Education and Advocacy We take about 20,000 breaths each day. For those coping with lung diseases or poor lung health, every breath can be a challenge.
Lung health affects us all, whether it’s through personal experience or economic impact. According to the World Health Organization, lung disease will soon be the third leading cause of death in the world. It is gender neutral and affects people of all ages.
A social burden
Despite progress achieved over the years in both prevention and treatment, lung diseases continue to have a devastating impact on both the physical and economic health of Ontarians, taking a huge toll in lost lives, lost economic productivity and costs to our health-care system. But perhaps the most significant impact is on the quality of life for individuals and families facing a life-long battle with lung disease.
"According to the World Health Organization, lung disease will soon be the third leading cause of death in the world."
Today, more than 2.4 million people in Ontario — one in five — are living with a serious lung disease. This number is expected to grow by 50 percent, to an alarming 3.6 million in the next 30 years. Within a single generation, the direct and indirect costs of lung disease are projected to balloon from the current $4 billion to more than $310 billion.
But lung disease isn’t just about facts and figures. It’s up close and personal and it affects real people every day in ways that other diseases don’t. Along with the physical challenges, many patients also have to cope with the stigma that surrounds a disease that is so strongly associated with smoking and often considered self-inflicted. People who stopped smoking years ago, or who never smoked, feel unjustly blamed for their illness. Interactions with family, friends and even doctors can be affected. Some patients even conceal their illness, making it hard for them to get the treatment and support they need. They feel embarrassed or humiliated to suffer from a smoking-related illness.
The need for change
That stigma may help to explain why lung disease just doesn’t get the same attention as other illnesses. Of the four chronic diseases currently responsible for eight in 10 deaths in Ontario — cardiovascular disease, cancers, diabetes and lung disease — only lung disease is without a coordinated comprehensive provincial strategy. Similarly, lung disease research is critically underfunded. Of the $4.5 billion in federal funds invested in medical research this century, only four percent has been allocated for lung research.
"Along with the physical challenges, many patients also have to cope with the stigma that surrounds a disease that is so strongly associated with smoking and often considered self-inflicted.”

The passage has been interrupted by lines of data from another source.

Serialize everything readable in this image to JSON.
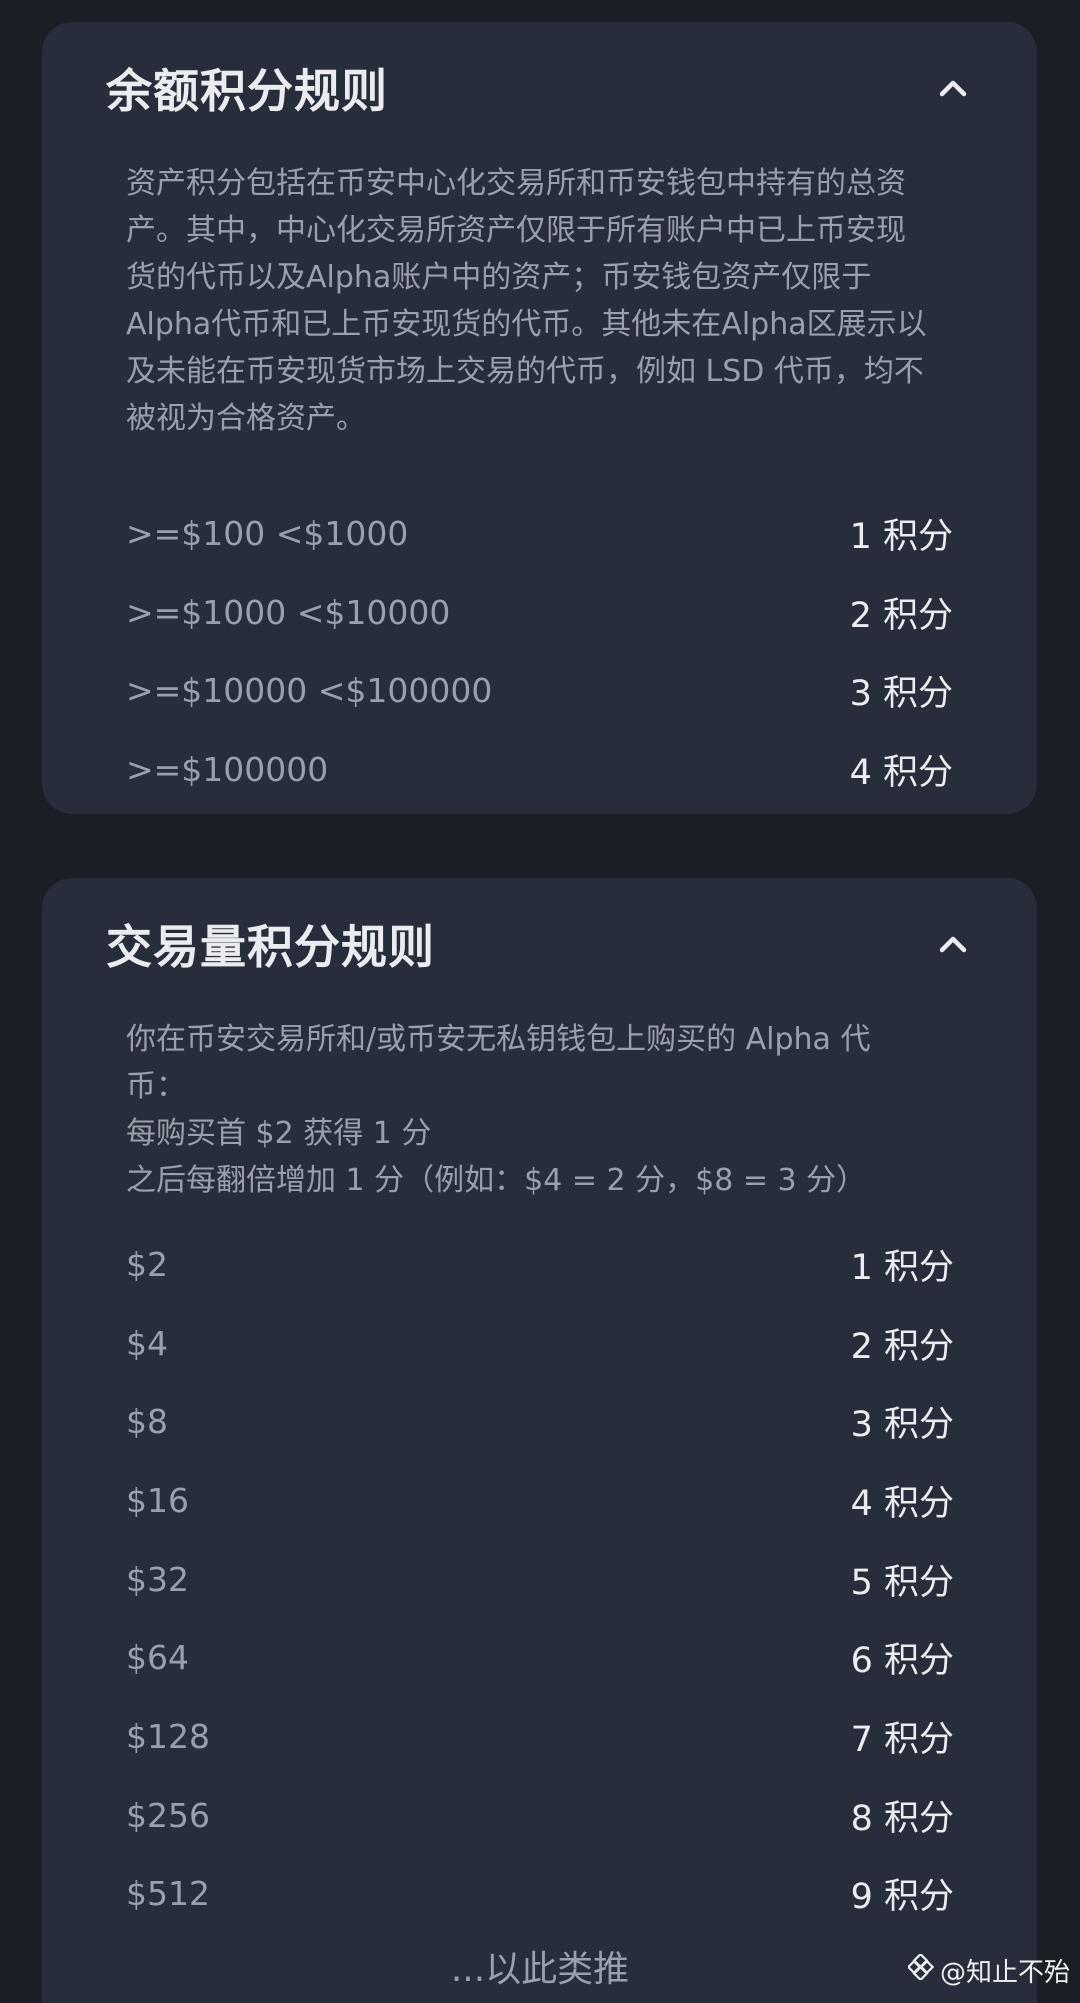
{
  "balance_card": {
    "title": "余额积分规则",
    "description": "资产积分包括在币安中心化交易所和币安钱包中持有的总资\n产。其中，中心化交易所资产仅限于所有账户中已上币安现\n货的代币以及Alpha账户中的资产；币安钱包资产仅限于\nAlpha代币和已上币安现货的代币。其他未在Alpha区展示以\n及未能在币安现货市场上交易的代币，例如 LSD 代币，均不\n被视为合格资产。",
    "rows": [
      {
        "label": ">=$100 <$1000",
        "value": "1 积分"
      },
      {
        "label": ">=$1000 <$10000",
        "value": "2 积分"
      },
      {
        "label": ">=$10000 <$100000",
        "value": "3 积分"
      },
      {
        "label": ">=$100000",
        "value": "4 积分"
      }
    ]
  },
  "volume_card": {
    "title": "交易量积分规则",
    "description": "你在币安交易所和/或币安无私钥钱包上购买的 Alpha 代\n币：\n每购买首 $2 获得 1 分\n之后每翻倍增加 1 分（例如：$4 = 2 分，$8 = 3 分）",
    "rows": [
      {
        "label": "$2",
        "value": "1 积分"
      },
      {
        "label": "$4",
        "value": "2 积分"
      },
      {
        "label": "$8",
        "value": "3 积分"
      },
      {
        "label": "$16",
        "value": "4 积分"
      },
      {
        "label": "$32",
        "value": "5 积分"
      },
      {
        "label": "$64",
        "value": "6 积分"
      },
      {
        "label": "$128",
        "value": "7 积分"
      },
      {
        "label": "$256",
        "value": "8 积分"
      },
      {
        "label": "$512",
        "value": "9 积分"
      }
    ],
    "more": "...以此类推"
  },
  "watermark": {
    "text": "@知止不殆",
    "icon": "diamond-logo-icon"
  }
}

Clearly, fundamental changes are needed in the way we think about and deal with lung disease. As you read the information in these pages, I hope that you will gain a better understanding of the enormous challenges lung disease presents and of the need for urgent action to address them.